For years artificial intelligence (AI) in healthcare has been a theoretical pipe dream, but as we approach the year 2020, practical AI applications seem to be becoming more of a reality. While AI machines will not be replacing human physicians in the near future, there are many other ways that these AI and machine learning technologies can assist in the health system.
According to a BMJ Journal article; “Artificial Intelligence in Healthcare: Past, Present and Future,”
“AI can definitely assist physicians to make better clinical decisions or even replace human judgement in certain functional areas of healthcare (e.g., radiology).” Furthermore, “an AI system can help to reduce diagnostic and therapeutic errors that are inevitable in the human clinical practice.”

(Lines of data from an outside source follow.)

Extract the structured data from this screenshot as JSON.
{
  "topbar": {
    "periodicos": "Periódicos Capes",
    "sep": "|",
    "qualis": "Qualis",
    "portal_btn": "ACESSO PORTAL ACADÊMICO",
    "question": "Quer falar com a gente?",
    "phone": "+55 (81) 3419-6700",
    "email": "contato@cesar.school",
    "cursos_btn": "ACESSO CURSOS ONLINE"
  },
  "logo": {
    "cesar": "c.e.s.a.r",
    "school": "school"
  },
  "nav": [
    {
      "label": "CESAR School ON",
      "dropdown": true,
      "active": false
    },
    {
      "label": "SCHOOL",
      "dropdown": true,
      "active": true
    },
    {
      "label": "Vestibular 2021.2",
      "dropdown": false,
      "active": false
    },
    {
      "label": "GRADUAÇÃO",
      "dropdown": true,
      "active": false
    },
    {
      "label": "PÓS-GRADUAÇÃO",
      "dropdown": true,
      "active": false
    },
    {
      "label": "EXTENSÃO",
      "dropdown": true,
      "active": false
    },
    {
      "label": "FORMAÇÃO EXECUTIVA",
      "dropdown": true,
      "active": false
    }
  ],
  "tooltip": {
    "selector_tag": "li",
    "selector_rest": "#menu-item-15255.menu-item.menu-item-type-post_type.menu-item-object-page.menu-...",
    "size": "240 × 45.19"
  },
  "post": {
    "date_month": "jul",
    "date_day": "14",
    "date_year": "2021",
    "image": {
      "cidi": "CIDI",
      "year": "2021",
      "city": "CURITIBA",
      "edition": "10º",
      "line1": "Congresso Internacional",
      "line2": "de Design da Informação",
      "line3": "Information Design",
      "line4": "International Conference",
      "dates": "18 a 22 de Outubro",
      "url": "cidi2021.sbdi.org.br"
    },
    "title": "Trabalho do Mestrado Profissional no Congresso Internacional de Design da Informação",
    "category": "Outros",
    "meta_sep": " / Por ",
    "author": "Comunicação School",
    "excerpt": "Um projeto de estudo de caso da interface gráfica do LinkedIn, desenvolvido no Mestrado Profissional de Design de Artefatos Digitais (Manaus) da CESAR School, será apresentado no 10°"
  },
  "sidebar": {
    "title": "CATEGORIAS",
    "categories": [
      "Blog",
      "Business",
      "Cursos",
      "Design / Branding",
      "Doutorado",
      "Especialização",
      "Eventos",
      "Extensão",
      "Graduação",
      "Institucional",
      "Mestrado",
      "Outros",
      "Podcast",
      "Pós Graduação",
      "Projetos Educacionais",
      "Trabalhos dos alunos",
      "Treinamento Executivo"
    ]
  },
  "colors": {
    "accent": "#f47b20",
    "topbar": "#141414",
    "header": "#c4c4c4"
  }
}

With the momentum around AI building in the healthcare community and around the globe, it is no surprise that the US government is urging more AI development. For instance, President Trump recently signed an executive order on Maintaining American Leadership in Artificial Intelligence, designed to ramp up AI emphasis in an effort to keep up with China. A bit more intriguing—at least to those of us in Healthcare—is a recent AI competition created by the Centers for Medicare and Medicaid Services (CMS).
In March of this year, CMS Innovation center launched the AI Health Outcomes Challenge. This is an opportunity for hospitals and health systems, as well as those outside of healthcare, to showcase their artificial intelligence technologies. According to HealthcareITNews, “While the focus is on helping hospitals and health systems drive cost efficiencies for value-based reimbursement, prevent adverse patient safety events, and boost quality outcomes, CMS put out the call to innovators from all sectors of the economy – not just from healthcare.”
Out of more than 300 organizations evaluated, CMS has recently narrowed this competition down to 25 contestants. The next round will decide seven Stage 2 finalists, who will each receive $60,000 to improve upon their technologies. After this round, the winner will win $1 million, and the runner up will be awarded $230,000. Here are some of the more noteworthy proposed solutions:
- Accenture Federal Services AI Challenge, Accenture Federal Services
- AI for Explainable Adverse Event Prediction: Empowering Beneficiaries and Providers to Improve Health Outcomes, IBM Corporation
- Claims-based Learning Framework, Mayo Clinic
- Healthcare's Data Science Platform, ClosedLoop.ai
- The CLinically Explainable Actionable Risk (CLEAR) Model from Columbia, Columbia University Department of Biomedical Informatics
For a complete look at the 25 finalists and their technologies, view this HealthcareITNews article.